11 September 2017 — John Pilger
“The aim of this film is to break a silence: the United States and China may be on the road to war, and nuclear war is no longer unthinkable” – John Pilger in The Coming War on China.
Now available for screenings in the U.S.
**** 4 stars “A gripping film … a strong corrective to our bland and complacent indifference” — Peter Bradshaw, Guardian
**** 4 stars “A film that will change hearts and minds.” — The Upcoming
“Shocking, terrifying, disturbing” — Entertainment Focus
“The kind of stark warning we need” — Cinevue
Written, directed and produced by John Pilger
For further information, please contact
With Donald Trump threatening a war in Asia over North Korea, the real target is China. A new feature-length documentary by award-winning journalist and filmmaker John Pilger is perhaps Pilger’s most timely and urgent investigation. The film is both a warning and an inspiring story of people’s resistance.
Filmed over two years in the Marshall Islands, Japan, Korea, China and the United States, The Coming War on China reveals a build-up to war on the doorstep of China. More than 400 US military bases now encircle China in what one strategist calls “a perfect noose”.
Bringing together rare archive and interviews with witnesses, Pilger reveals America’s secret history in the region that has relevance to urgent events today.
Pilger and his crew chartered a plane to the irradiated island of Bikini where the 1954 Hydrogen Bomb poisoned the environment forever. He reports: “As my aircraft banked low over Bikini atoll, the emerald lagoon beneath me suddenly disappeared into a vast black hole, a deathly void. When I stepped out of the plane, my shoes registered “unsafe” on a Geiger counter. Almost everything was irradiated. Palm trees stood in unworldly formations, unbending in the breeze. There were no birds. It was a vision of what the world can expect if two nuclear powers go to war.”
The Coming War is also about the human spirit and the rise of an extraordinary resistance in faraway places. On the Japanese island of Okinawa, home to 32 US bases – where the population lives along a razor-wired fenceline and beneath the screeching of military aircraft – Okinawans are challenging the greatest military power in the world, and succeeding.
Across the East China Sea lies the Korean island of Jeju, a semi- tropical sanctuary and World Heritage Site declared “an island of world peace”. On this island of world peace is one of the biggest military bases in Asia, aimed at China — purpose-built for US aircraft carriers, nuclear submarines and missile destroyers.
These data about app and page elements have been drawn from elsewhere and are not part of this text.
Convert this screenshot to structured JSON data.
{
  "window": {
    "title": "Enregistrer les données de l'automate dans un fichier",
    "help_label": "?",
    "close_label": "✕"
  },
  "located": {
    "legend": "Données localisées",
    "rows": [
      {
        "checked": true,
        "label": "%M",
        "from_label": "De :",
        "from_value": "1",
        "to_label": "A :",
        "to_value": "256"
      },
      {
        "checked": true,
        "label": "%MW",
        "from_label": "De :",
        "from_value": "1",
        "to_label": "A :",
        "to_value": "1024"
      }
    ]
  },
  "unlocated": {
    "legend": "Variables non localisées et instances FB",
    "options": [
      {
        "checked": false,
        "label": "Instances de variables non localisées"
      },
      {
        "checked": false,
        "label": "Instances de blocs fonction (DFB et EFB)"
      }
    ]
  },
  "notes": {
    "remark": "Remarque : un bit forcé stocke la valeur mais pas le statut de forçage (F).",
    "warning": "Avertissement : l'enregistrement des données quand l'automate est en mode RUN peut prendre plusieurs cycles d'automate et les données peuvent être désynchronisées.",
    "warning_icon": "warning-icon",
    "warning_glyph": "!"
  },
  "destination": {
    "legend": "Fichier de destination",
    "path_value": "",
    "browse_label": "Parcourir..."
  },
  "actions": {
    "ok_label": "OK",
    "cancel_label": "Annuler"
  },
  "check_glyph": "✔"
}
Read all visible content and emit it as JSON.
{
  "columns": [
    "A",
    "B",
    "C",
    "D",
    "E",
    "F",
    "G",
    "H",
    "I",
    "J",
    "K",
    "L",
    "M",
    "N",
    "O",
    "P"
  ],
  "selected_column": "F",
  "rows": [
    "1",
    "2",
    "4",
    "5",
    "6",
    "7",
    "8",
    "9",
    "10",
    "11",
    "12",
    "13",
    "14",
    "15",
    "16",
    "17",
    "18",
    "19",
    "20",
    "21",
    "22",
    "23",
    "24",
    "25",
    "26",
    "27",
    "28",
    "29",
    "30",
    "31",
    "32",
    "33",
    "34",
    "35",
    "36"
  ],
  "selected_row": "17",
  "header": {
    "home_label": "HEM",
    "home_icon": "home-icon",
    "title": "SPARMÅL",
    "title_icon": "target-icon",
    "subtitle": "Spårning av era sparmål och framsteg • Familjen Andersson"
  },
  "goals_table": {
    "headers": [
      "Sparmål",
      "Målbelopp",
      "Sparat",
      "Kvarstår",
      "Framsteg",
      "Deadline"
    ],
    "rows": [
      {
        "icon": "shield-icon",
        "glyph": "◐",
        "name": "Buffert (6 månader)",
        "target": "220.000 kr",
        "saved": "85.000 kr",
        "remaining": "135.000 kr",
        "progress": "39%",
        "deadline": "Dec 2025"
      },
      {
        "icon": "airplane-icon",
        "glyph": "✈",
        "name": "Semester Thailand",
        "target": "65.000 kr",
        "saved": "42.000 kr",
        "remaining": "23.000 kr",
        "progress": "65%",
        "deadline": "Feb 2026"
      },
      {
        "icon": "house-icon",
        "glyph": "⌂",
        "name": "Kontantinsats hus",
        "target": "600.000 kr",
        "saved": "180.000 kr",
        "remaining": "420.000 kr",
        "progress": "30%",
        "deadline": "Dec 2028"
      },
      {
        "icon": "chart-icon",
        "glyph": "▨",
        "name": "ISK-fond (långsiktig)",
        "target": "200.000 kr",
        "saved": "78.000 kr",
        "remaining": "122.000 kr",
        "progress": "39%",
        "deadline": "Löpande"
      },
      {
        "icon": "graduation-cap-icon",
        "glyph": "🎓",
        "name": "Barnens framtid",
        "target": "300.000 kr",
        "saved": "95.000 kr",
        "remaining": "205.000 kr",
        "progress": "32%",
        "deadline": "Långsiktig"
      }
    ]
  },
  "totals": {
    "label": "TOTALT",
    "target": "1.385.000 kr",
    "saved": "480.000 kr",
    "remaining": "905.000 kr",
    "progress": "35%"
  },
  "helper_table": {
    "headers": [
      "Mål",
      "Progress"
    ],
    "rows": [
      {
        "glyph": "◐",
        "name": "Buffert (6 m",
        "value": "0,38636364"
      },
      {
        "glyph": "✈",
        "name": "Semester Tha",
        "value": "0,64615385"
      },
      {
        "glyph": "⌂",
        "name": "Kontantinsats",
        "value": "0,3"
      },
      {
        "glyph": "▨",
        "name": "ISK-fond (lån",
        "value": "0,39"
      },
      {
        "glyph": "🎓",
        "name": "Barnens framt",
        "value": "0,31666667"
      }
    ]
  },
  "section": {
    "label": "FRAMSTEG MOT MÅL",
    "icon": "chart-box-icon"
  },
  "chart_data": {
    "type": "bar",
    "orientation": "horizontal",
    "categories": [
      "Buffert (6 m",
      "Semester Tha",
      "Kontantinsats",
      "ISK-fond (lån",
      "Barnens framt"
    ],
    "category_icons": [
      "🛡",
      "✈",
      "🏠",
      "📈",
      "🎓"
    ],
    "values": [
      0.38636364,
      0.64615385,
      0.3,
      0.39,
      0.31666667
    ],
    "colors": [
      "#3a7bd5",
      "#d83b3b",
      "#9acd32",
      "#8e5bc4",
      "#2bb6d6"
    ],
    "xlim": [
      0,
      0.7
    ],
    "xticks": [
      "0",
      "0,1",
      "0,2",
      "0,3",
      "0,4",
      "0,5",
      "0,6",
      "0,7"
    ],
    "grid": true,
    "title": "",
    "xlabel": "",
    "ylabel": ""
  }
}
For almost a decade the people of Jeju have been peacefully resisting the base. Every day, twice a day, farmers, villagers, priests and supporters from all over the world stage an extraordinary Catholic mass that blocks the gates. Every day, police remove the priests and the worshippers, bodily, and their altar. It is a silent, moving spectacle. One of the leaders, Father Mun Jeong-hyeon, says: “I sing four songs every day at the base. I sing in typhoons — no exception.”
From Jeju, Pilger flew to Shanghai. “When I was last in China,” he says, “ the loudest noise I remember was the tinkling of bicycle bells; Mao Zedong had recently died, and the cities seemed dark, forbidding places. Nothing prepared me for the astonishing changes that had taken place.”
China today presents exquisite ironies, not least the house in Shanghai where Mao and his comrades secretly founded the Communist Party of China in 1921. Today, it stands in the heart of a very capitalist shipping district; you walk out of this Communist shrine with your plastic bust of Mao into the embrace of Starbucks, Apple, Cartier.
The world is shifting east, and America’s dominance is ending. Once subjugated, scorned and impoverished, China is rising inexorably as the world’s banker and builder. Will all this be allowed to happen peacefully? “We need to make America strong again,” says President-elect Donald Trump. “We need to make America great again … and we need victories.”
In his new film, Pilger shows how close the world has come to nuclear war – in Asia. The Coming War on China has been broadcast on network TV in Britain, Australia and around the world, but is denied the equivalent in the US. It is a must-see for community and activist screenings
“John Pilger’s work has truly been a beacon of light in dark times” – Noam Chomsky.
For screenings, contact Bullfrog Films firstname.lastname@example.org